Reposted from northernpublicradio.org
Last Friday, I did something terrifying.
Not only did I leave the house for the first time in 15 months, but I got up in front of a live audience at the Field Museum and tried something I have never done – stand-up comedy. It was all part of an NIU sponsored event with Science Riot, a non-profit that trains researcher in the art of comedy for the sake of accessible and more effective science communication. And I learned three things:
First, the most difficult part is not being funny; it is concision and brevity. Researchers like myself learn to write long, complicated explanations containing words like ‘concision’ and ‘brevity.’ There’s no room for that in a short stand-up piece that has got to make its point from the first sentence.
Second, I talk to rooms full of students every day. But comedians live dangerously. They get up on stage without any of the emotional support objects — notes, computers, PowerPoint slides or textbooks. Standing there — feeling naked and vulnerable — was definitely outside my comfort zone.
Finally, science needs comedy.
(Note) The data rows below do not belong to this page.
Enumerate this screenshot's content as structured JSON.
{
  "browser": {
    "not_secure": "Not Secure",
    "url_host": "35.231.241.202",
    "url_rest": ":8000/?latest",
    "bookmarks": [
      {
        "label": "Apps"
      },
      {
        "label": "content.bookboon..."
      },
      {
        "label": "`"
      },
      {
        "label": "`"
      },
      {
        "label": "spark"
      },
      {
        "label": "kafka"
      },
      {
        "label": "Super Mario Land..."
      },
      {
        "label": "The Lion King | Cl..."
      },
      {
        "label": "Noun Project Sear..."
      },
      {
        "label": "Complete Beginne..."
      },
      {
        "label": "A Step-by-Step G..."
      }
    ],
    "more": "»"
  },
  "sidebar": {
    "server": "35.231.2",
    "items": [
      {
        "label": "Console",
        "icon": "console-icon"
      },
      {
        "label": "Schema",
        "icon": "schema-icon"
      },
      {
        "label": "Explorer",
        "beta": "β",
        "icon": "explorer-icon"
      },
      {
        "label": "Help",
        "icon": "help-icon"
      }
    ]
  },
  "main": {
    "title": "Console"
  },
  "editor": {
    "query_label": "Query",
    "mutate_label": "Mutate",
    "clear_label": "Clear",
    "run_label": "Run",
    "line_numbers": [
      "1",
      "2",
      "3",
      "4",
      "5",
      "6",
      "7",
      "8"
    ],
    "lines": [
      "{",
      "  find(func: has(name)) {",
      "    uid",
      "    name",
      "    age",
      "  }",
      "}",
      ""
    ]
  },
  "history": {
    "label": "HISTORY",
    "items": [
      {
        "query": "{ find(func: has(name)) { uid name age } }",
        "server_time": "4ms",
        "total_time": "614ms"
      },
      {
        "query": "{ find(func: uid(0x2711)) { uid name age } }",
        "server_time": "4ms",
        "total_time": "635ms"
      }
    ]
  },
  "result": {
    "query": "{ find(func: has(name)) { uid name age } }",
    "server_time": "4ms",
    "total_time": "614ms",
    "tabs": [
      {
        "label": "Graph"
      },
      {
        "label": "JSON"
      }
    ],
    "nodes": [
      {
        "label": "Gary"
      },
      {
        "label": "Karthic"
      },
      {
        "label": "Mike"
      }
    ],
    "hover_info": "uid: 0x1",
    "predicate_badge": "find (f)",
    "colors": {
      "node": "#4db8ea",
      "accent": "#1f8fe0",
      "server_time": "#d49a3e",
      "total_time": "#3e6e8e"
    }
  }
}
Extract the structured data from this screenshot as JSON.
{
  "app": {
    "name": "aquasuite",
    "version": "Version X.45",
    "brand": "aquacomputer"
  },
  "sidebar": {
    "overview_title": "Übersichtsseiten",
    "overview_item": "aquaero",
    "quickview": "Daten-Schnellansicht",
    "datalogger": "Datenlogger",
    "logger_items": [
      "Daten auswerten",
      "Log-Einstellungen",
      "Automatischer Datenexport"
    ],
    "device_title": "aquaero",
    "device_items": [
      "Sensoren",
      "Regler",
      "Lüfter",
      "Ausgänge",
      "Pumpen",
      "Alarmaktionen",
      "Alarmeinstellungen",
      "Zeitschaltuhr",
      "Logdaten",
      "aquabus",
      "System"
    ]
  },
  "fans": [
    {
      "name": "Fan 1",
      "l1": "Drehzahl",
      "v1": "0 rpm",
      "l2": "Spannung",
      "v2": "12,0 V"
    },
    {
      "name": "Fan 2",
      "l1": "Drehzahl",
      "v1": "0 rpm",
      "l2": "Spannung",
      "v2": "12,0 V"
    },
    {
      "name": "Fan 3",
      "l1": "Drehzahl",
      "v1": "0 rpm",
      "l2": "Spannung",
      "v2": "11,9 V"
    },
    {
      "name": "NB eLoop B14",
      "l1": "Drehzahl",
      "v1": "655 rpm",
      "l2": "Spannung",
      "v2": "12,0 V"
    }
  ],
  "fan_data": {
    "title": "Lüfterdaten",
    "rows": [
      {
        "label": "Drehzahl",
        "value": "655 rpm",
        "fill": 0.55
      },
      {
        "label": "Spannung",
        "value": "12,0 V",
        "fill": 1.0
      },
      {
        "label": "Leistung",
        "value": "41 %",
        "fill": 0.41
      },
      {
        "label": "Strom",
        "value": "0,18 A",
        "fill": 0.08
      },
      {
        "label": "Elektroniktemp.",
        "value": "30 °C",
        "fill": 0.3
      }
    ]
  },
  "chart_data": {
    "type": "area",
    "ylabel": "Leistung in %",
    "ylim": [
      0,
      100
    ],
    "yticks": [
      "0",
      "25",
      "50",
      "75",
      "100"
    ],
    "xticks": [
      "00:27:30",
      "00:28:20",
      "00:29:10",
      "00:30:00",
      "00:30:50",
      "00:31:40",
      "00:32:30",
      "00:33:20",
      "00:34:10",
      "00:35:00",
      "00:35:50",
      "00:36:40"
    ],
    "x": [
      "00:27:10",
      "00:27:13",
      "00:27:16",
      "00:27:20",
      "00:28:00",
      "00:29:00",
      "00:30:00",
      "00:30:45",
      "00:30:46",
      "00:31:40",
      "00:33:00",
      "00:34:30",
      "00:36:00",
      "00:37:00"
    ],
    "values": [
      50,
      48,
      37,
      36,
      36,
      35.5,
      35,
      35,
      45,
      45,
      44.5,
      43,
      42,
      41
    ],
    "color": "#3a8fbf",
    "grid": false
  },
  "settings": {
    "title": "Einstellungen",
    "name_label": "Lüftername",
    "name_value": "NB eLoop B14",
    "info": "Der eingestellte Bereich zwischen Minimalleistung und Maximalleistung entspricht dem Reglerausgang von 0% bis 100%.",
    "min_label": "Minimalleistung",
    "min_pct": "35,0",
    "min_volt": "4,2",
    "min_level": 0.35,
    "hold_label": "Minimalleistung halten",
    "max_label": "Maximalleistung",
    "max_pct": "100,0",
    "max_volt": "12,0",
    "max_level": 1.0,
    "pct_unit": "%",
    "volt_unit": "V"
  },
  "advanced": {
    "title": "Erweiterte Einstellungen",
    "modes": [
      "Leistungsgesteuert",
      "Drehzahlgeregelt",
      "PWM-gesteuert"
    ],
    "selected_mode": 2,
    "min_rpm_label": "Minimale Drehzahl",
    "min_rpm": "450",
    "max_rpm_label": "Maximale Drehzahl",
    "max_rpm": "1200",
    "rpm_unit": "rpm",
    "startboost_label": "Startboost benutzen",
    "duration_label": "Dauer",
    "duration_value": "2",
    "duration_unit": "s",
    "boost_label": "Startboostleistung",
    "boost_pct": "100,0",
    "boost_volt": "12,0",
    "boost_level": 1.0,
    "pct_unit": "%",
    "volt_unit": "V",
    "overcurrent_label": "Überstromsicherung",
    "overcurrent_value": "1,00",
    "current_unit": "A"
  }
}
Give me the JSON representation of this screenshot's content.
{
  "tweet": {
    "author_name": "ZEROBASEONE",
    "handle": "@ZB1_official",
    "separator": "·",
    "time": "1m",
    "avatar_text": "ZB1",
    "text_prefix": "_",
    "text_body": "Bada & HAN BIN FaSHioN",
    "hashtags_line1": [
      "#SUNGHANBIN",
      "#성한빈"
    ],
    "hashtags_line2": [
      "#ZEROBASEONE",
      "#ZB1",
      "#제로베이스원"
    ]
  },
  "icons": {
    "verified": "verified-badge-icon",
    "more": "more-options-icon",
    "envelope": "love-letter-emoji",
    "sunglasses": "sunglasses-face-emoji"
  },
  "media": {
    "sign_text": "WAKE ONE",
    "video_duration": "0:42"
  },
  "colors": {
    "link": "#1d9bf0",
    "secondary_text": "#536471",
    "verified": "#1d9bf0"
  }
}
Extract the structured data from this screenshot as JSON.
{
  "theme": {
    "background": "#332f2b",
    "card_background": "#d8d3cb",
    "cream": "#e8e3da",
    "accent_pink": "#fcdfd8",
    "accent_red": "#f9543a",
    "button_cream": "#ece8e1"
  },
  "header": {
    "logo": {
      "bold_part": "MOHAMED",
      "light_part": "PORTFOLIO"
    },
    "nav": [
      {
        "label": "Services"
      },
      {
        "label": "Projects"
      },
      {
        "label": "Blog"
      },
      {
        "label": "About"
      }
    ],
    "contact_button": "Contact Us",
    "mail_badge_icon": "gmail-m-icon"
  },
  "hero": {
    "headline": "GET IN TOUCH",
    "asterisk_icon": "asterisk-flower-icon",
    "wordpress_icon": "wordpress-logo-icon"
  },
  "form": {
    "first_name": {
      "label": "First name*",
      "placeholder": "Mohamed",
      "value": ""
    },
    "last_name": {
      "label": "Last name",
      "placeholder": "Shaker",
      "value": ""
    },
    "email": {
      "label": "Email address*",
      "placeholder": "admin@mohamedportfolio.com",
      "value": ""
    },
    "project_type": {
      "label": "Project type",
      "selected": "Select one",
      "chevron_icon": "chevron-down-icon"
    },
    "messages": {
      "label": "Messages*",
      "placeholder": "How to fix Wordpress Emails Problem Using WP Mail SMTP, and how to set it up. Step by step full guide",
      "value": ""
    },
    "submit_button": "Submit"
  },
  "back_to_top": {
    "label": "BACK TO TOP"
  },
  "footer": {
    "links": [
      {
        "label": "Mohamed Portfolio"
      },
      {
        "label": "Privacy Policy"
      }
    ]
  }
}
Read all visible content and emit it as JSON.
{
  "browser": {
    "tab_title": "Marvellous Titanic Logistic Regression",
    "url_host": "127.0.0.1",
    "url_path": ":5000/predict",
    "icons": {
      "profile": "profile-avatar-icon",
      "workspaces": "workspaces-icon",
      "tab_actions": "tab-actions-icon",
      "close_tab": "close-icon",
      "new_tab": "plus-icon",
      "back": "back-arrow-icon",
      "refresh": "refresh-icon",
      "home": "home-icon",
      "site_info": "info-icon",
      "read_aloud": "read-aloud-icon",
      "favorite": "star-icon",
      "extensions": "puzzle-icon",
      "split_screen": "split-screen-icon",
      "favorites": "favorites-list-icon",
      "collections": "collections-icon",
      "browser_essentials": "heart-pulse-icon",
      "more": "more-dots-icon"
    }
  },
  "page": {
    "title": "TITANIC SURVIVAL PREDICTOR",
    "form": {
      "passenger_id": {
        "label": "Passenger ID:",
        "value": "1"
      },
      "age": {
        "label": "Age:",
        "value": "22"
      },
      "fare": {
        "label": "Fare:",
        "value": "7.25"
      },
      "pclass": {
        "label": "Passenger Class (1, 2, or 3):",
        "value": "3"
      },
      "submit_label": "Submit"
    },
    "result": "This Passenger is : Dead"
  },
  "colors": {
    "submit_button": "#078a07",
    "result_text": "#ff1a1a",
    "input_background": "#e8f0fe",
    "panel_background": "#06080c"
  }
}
With the rise in conspiracy theories and science denialism, it is clear that accessible, understandable, and even entertaining science communication is needed more than ever.
I do not know whether I will be repeating this any time soon. But I can tell you the experience has provided me with new ways to make my work accessible outside the 5 or 6 colleagues I typically get to talk to. And that’s no joke.
I’m David Gunkel and that’s my perspective.